# WHAT YOU SHOULD DO
Please return all of the records that follow, exactly as written.
====
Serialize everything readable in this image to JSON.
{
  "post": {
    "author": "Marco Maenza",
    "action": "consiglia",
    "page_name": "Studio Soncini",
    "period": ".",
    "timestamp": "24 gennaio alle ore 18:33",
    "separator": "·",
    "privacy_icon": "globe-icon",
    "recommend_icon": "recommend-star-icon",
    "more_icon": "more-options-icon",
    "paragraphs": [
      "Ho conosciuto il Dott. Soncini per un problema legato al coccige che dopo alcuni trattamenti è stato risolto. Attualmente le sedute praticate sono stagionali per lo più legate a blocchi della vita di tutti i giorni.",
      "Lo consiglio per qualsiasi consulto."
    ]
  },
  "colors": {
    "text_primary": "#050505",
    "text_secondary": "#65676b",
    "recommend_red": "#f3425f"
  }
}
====
# WRITTEN ANSWER
Serialize everything readable in this image to JSON.
{
  "post": {
    "author": "Marco Maenza",
    "action": "consiglia",
    "page_name": "Studio Soncini",
    "period": ".",
    "timestamp": "24 gennaio alle ore 18:33",
    "separator": "·",
    "privacy_icon": "globe-icon",
    "recommend_icon": "recommend-star-icon",
    "more_icon": "more-options-icon",
    "paragraphs": [
      "Ho conosciuto il Dott. Soncini per un problema legato al coccige che dopo alcuni trattamenti è stato risolto. Attualmente le sedute praticate sono stagionali per lo più legate a blocchi della vita di tutti i giorni.",
      "Lo consiglio per qualsiasi consulto."
    ]
  },
  "colors": {
    "text_primary": "#050505",
    "text_secondary": "#65676b",
    "recommend_red": "#f3425f"
  }
}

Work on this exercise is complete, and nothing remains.